Jack Wilson reportedly told the first California Highway Patrol officer who responded to the accident that his motorcycle's anti-lock braking system had somehow malfunctioned. His 2008 Harley-Davidson Road Glide, however, was never fitted with ABS. Wilson though claims that the salesman who sold him the Road Glide said to him as an aside, "Chicks love ABS." Also, Wilson believed that his bike was ABS equipped because its console included an ABS icon in its array of idiot lights.

Judy Wilson suffered  skull, facial, rib and scapular fractures in the crash. She now has a prosthetic skull and permanent brain softening. Pain and assorted disorders render her permanently unemployable, claims Wilson's attorney.

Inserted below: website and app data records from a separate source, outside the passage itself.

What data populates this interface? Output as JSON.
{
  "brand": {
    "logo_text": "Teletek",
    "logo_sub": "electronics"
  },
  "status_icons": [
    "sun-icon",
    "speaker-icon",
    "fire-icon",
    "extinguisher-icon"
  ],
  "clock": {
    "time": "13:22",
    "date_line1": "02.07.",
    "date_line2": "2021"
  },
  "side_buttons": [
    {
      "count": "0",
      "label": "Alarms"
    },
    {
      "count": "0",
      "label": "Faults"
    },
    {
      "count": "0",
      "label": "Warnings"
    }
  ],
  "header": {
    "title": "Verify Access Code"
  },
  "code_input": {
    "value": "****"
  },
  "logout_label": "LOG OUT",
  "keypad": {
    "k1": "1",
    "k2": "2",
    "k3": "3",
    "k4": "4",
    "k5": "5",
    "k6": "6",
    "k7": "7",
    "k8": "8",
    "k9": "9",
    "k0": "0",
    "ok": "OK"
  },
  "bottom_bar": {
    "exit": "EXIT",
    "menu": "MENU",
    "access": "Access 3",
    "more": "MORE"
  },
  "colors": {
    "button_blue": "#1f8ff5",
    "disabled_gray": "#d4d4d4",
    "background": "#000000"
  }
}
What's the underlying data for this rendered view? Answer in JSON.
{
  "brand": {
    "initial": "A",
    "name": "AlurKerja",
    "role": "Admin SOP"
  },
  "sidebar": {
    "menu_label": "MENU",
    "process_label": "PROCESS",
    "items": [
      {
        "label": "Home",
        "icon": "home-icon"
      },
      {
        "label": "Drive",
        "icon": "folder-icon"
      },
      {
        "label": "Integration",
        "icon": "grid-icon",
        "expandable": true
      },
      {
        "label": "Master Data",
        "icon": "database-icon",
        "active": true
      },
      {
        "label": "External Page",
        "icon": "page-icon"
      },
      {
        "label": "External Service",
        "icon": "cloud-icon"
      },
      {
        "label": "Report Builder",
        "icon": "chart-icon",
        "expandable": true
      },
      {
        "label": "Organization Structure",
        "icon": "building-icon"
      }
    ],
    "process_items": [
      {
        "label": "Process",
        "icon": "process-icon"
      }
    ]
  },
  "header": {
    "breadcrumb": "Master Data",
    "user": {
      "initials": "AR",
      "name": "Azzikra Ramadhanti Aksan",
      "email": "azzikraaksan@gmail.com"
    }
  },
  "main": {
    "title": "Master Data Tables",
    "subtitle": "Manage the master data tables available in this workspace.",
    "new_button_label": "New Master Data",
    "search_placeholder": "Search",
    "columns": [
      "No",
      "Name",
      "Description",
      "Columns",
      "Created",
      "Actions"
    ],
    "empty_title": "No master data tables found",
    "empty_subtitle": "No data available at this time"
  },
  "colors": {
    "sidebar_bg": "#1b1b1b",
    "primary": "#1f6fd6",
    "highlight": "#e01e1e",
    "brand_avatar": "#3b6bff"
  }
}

Harley-Davidson's lawyers counter that the dealership made no assertion of Wilson's Road Glide being ABS equipped and that the manufacturer puts the ABS icon on all bikes, "to make sure that those bikes that did have ABS would definitely have the icon in." There is nothing "odd or unique about having an ABS icon on a non-ABS bike," says the defence, adding that requiring separate tachometers for the two types of bikes would "bring the assembly line to a halt." In the  six years Harley-Davidson has offered the braking option, nobody has filed a claim or lawsuit or even complained to a dealer, claims the defence.

The defence lays the blame for the accident squarely on Wilson, saying: "He should have known the bike's features after riding it for 15 months and 12,000 miles. If the icon doesn't light up when you start the bike, anybody should know you don't have ABS."

The jury began deliberating the case on Thursday, deciding whether the ubiquitous ABS icon on post 2004 Harley-Davidson motorcycles constitutes a design flaw. If H-D is found at fault, the manufacturer would be liable to Judy Wilson for 2.6 million dollars in damages and no doubt forced to issue a massive recall. Such a precedent-setting decision in litigation-frenzied America could also compel all motorcycle manufacturers to produce separate ABS- and non-ABS-iconed consoles for their ABS-optional U.S. machines.